Princess Alice Hospice in Esher, Surrey, supported Remember A Charity Week this year by going back to the 1970s.
The charity returned to the days of the UK joining the Common Market, decimalisation, the first test-tube baby and the emergence of punk.
The hospice was one of more than 200 charities taking part in a series of events around the UK urging supporters to pass on something to charity by leaving a gift in their will, after they’ve taken care of friends and family. Former Strictly Come Dancing head judge Len Goodman featured in the national publicity drive for the campaign, along with a spoof version of “Points of View” the BBC TV viewers’ feedback programme.
To mark the campaign the hospice displayed 1970s memorabilia including clothing, household items, LPs, books and toys from the era, as well as a special 1970s menu comprising chicken chasseur, minute steak, a cold buffet with poached salmon, iconic cheese and pineapple on cocktail sticks, and a prawn cocktail. Menus were designed with 70s stars adorning the pages.
Staff delved into their wardrobes – and the charity’s high street shops – to dig out 1970s fashions like flares, hippy gear, platform shoes and shades. There was also a 70s-style film screening of the week’s promotional videos, with popcorn.
It was all with a serious purpose – to highlight the huge importance of legacies in funding the work of Princess Alice Hospice.
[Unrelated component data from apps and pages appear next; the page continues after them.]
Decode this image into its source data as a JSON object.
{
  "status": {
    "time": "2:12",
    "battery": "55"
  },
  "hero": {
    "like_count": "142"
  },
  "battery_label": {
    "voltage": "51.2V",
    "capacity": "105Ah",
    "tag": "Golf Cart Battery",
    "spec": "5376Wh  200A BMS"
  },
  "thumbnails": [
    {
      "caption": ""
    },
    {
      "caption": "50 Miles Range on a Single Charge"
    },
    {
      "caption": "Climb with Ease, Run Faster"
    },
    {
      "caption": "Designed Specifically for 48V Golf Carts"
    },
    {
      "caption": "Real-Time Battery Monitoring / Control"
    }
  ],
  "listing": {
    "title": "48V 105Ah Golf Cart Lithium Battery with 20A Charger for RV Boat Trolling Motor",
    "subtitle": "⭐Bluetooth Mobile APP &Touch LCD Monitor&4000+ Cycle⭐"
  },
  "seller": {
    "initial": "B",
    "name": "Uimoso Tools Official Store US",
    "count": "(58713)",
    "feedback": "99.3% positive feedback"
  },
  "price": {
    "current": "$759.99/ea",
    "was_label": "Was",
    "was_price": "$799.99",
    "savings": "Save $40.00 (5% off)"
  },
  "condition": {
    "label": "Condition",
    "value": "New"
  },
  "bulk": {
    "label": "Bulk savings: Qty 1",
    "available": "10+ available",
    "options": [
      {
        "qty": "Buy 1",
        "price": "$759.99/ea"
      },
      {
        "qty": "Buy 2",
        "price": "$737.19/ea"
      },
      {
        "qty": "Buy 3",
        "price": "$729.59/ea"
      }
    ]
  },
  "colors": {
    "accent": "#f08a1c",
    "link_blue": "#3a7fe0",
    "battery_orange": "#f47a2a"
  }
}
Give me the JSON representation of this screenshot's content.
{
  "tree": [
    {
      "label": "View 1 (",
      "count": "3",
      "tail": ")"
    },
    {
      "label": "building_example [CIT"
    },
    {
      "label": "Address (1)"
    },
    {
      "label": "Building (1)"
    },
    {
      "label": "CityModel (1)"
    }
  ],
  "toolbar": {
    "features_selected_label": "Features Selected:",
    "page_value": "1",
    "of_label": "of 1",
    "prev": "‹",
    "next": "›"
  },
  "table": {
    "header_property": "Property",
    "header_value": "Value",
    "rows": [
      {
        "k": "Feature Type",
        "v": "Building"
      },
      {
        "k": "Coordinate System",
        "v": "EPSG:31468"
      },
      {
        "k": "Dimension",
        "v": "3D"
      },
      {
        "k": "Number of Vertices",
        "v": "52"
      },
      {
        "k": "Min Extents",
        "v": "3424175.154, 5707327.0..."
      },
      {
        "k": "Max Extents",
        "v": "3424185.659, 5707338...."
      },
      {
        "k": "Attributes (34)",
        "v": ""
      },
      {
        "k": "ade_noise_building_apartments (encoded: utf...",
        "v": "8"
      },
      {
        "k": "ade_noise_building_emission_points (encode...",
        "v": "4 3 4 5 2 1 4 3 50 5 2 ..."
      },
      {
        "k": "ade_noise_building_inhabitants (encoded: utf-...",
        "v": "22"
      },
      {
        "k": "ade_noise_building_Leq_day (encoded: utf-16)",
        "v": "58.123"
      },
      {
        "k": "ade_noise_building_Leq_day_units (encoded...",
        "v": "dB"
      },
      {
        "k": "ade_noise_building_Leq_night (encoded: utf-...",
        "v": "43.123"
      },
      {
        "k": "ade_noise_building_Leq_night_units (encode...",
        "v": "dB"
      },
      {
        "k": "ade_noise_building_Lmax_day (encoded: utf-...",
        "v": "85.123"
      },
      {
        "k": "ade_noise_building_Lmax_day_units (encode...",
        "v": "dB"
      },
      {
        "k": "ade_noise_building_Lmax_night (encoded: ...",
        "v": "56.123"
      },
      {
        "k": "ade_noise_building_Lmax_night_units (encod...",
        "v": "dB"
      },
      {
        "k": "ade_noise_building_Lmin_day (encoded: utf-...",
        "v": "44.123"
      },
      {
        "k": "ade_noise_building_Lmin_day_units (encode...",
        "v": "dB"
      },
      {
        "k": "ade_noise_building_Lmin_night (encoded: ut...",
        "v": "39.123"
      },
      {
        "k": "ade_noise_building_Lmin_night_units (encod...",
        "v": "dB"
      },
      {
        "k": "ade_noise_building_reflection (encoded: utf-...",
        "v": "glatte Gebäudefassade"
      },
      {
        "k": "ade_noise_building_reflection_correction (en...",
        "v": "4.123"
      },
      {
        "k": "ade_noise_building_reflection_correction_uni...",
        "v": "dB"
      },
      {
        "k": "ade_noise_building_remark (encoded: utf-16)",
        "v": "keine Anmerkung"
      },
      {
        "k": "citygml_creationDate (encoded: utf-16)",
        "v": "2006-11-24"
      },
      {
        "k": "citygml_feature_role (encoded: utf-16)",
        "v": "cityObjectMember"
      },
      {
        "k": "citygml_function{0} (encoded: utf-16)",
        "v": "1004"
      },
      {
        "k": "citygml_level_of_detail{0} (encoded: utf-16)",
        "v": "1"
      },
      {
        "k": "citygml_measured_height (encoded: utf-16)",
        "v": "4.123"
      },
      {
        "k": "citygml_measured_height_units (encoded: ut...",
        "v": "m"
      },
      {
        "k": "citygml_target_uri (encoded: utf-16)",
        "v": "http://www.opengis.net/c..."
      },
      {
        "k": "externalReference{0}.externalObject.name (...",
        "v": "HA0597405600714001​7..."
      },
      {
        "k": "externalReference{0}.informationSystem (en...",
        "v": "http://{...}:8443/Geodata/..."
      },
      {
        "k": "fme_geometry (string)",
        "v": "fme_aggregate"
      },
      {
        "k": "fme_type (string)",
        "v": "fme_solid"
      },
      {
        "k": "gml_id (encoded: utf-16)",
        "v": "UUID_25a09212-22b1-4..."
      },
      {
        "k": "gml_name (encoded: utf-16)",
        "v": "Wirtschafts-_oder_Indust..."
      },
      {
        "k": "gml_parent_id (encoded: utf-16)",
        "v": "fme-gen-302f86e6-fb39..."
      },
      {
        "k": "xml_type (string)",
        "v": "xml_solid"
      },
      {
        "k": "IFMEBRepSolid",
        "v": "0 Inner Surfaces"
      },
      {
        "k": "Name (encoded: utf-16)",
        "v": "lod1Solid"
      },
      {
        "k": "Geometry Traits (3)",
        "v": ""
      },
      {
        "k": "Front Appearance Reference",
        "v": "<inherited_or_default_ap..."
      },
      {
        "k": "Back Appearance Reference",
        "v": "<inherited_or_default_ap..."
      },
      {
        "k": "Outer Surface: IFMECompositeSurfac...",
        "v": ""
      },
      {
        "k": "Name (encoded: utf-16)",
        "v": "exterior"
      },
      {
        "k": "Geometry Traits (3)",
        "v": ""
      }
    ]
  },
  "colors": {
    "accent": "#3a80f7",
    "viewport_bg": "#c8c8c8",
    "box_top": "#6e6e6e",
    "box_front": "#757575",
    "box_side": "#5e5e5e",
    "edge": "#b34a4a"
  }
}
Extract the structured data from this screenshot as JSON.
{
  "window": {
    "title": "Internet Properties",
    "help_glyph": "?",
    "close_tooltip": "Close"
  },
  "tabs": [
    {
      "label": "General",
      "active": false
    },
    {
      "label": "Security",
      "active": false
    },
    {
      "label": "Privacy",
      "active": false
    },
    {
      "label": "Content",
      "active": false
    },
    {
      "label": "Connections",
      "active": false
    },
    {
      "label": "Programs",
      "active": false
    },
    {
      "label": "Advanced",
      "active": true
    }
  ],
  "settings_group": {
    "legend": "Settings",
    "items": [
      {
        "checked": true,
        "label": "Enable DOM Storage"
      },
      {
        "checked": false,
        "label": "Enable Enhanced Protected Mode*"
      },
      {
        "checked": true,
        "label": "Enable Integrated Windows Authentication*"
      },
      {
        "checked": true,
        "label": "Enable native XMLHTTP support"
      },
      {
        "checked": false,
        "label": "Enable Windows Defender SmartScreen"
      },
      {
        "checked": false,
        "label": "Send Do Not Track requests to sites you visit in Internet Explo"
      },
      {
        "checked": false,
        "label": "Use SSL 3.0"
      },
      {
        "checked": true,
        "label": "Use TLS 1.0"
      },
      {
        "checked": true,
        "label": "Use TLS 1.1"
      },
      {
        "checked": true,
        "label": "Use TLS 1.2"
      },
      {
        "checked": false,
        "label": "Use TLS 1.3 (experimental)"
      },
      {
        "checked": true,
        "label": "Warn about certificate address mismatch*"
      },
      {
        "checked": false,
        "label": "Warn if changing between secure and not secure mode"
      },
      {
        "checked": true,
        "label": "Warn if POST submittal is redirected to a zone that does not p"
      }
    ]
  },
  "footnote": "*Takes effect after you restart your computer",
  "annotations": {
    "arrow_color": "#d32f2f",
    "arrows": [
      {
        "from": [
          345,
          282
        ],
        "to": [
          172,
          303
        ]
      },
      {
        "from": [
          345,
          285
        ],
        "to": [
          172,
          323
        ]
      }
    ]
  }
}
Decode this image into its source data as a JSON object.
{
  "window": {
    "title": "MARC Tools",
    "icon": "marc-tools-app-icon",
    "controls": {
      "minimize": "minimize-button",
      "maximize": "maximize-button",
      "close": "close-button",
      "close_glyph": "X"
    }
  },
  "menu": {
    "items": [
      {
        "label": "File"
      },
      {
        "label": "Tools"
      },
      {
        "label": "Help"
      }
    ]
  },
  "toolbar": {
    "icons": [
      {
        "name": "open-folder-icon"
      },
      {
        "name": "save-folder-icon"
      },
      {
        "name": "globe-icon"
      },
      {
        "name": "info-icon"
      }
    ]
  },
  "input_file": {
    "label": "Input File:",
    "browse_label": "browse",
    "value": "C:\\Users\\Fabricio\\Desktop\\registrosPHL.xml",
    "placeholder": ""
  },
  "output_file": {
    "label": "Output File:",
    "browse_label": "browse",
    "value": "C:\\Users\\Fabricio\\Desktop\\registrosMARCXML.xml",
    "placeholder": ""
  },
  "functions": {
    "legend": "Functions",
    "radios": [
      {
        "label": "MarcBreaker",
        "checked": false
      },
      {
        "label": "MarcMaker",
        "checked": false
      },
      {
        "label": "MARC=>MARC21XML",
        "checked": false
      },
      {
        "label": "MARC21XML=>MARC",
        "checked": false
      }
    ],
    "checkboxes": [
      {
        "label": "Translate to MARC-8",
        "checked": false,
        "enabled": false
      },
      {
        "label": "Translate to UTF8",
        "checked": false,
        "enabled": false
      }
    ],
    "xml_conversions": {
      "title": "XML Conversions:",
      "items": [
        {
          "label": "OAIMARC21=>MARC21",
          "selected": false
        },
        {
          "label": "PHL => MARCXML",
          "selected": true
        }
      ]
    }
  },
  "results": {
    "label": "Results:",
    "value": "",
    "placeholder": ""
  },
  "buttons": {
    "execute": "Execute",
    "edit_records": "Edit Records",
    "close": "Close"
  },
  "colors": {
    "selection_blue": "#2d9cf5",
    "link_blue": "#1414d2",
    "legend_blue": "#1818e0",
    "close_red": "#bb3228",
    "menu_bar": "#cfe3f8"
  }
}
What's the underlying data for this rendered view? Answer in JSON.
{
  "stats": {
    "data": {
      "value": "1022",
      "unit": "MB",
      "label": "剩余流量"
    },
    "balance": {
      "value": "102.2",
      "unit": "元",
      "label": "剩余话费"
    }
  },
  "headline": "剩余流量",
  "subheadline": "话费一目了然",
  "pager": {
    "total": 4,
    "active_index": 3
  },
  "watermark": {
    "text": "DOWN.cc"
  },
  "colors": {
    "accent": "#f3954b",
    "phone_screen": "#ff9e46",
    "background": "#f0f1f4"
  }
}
Last year £5.1 million was donated through wills to the hospice, making it the charity’s biggest income stream – 50 per cent of the total £10.3 million.
For more information visit Princess Alice Hospice